This emphasis on social impact was exactly what first drew Gill to join the group.
“[180 Degrees Consulting] seemed like a fantastic program aimed at helping students gain valuable consulting experience, while at the same time providing struggling small firms with free consulting service — a “win-win” in my eyes. … Also, the diversity of projects that they work on really impressed me, from global non-profit social impact groups to local small businesses,” said Gill.
Redefine Her Street attracts students with similar needs.
“[Redefine Her Street] is a support group of women with similar ideals and career goals. Finance is also a heavily male-dominated industry, and it is great to know that there is a club of women who are driven to enter a finance career. The experience so far has been great: the meetings are very informative, and we have access to unique networking and learning opportunities,” said Ewart.
180 Degrees and Redefine Her Street both try particularly to meet the needs of first-years, since there are more of them involved this year.
“Some of the professional skills, like knowing how to dress, like knowing how to construct a resume, knowing how to present well — I think a lot of those skills are acquired over time. So I think a lot of the times, we take extra attention … are the freshmen are coming in with those skills? Or is something we need to pay attention [to] and give them extra time to do?” said Singh.
“Obviously, everyone who goes here is not studying finance. Even if it’s econ, it’s only marginally closer. For them [Redefine Her Street members], the goal is to learn the lingo and the difference of the terminologies, what are the current deals that are going on that are important to know.” said Xiang.
To meet the increased interest in business, Career Services also has been creating events and programs to help students.
“On the whole, we have seen an increase in student interest in business careers over the past five years and have offered [programs] as a way to help students network with alumni and prepare for the competitive application process in these fields,” said Burkett.

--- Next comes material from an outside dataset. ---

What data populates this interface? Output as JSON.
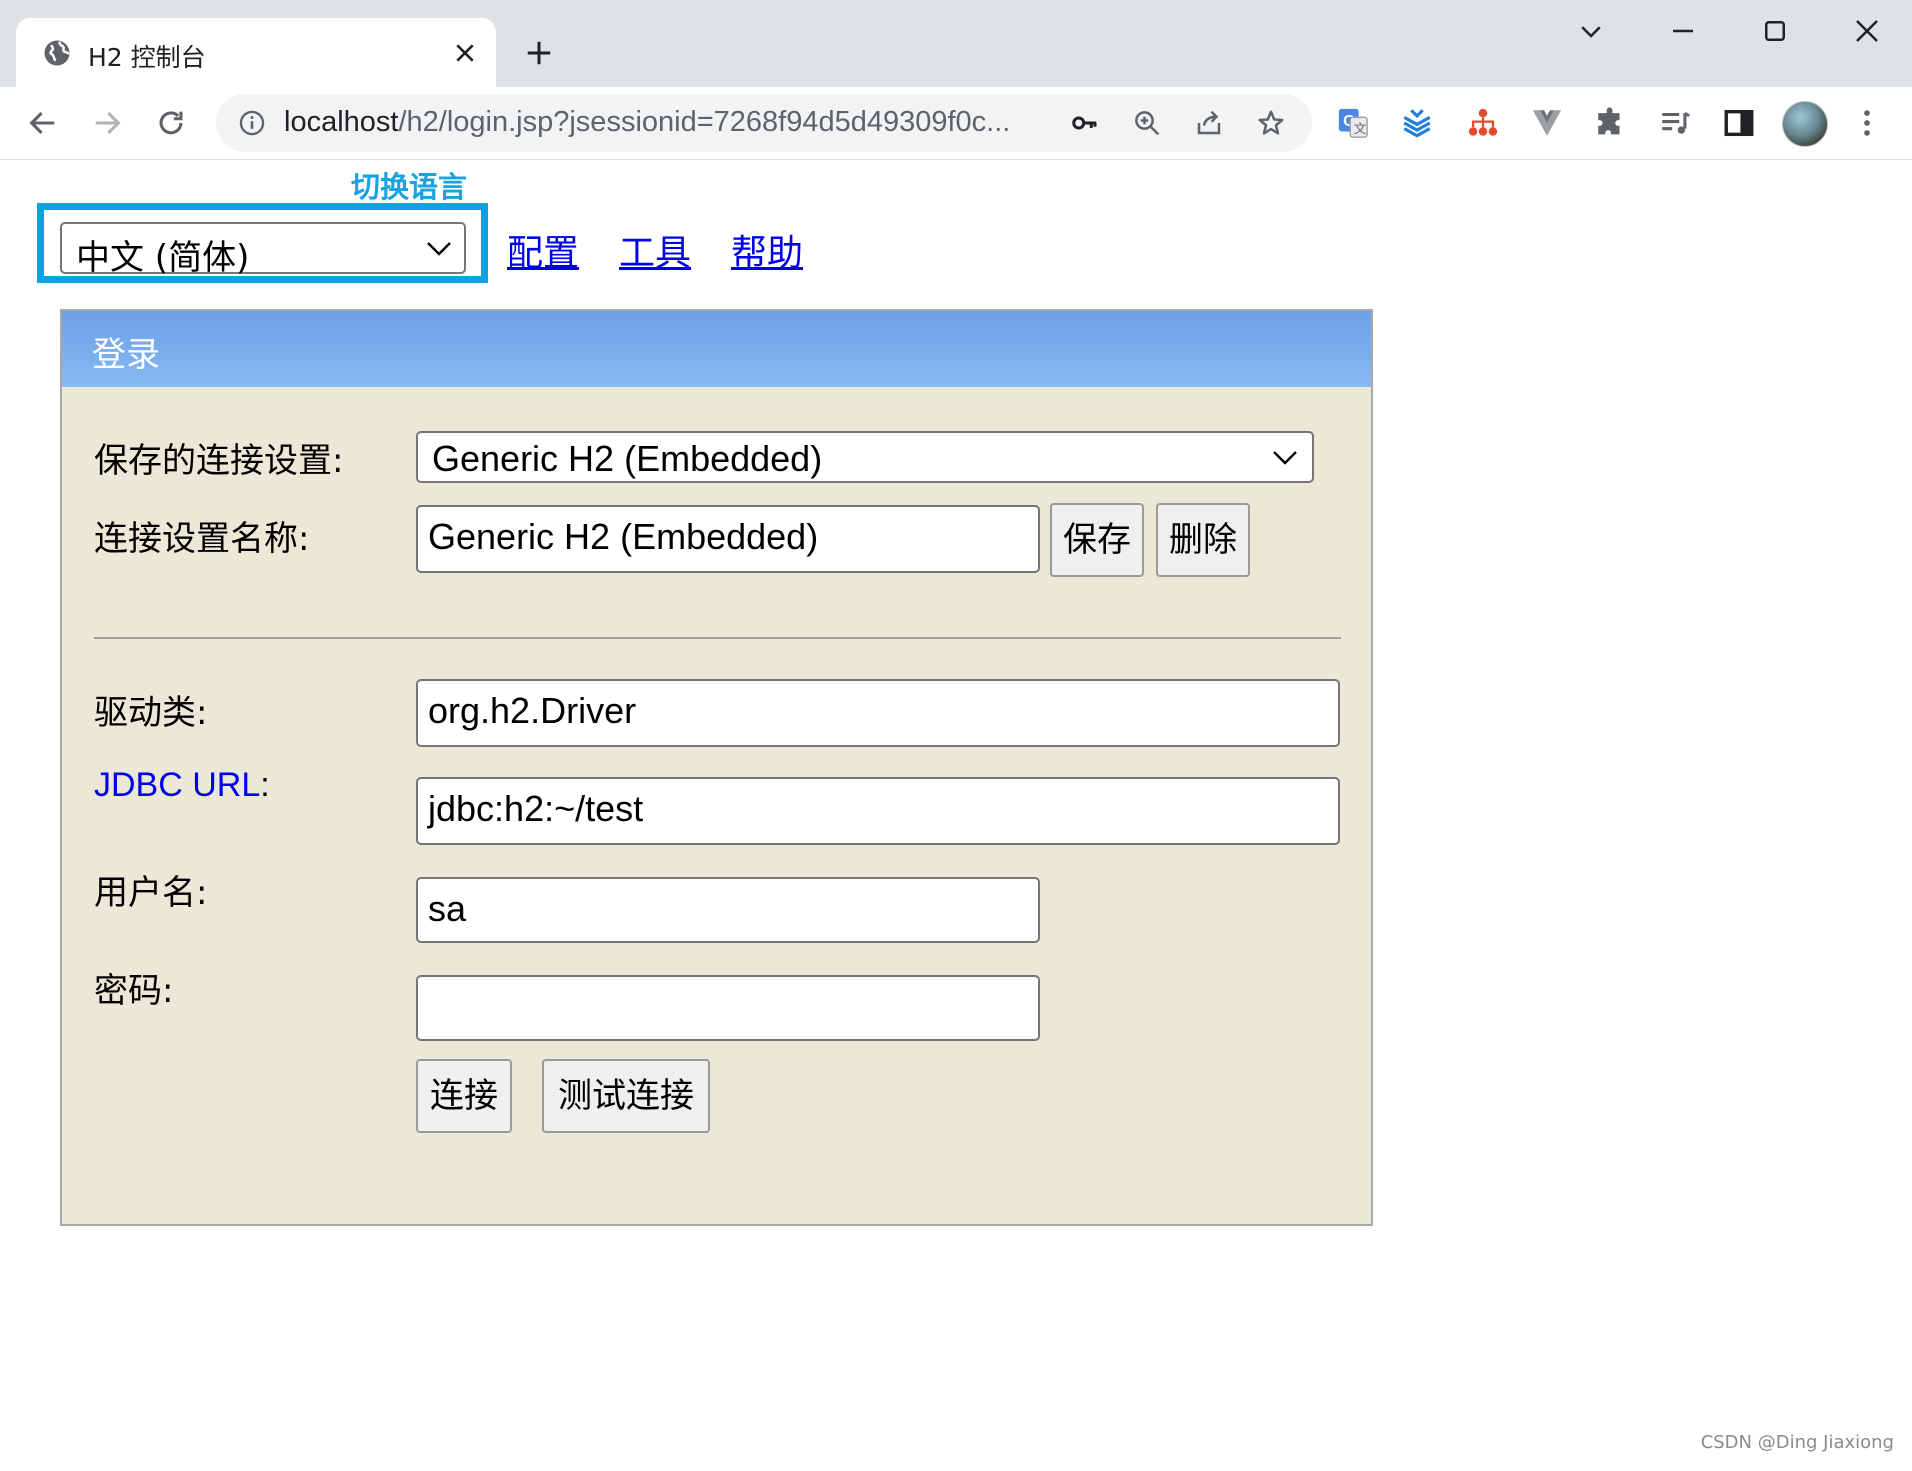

However, she also mentioned the importance of being open to other career possibilities. There are resources that either student groups or Career Services can provide if students ever want to explore their fitting career paths, interests, values, and other ways they can make a difference or have meaningful impact.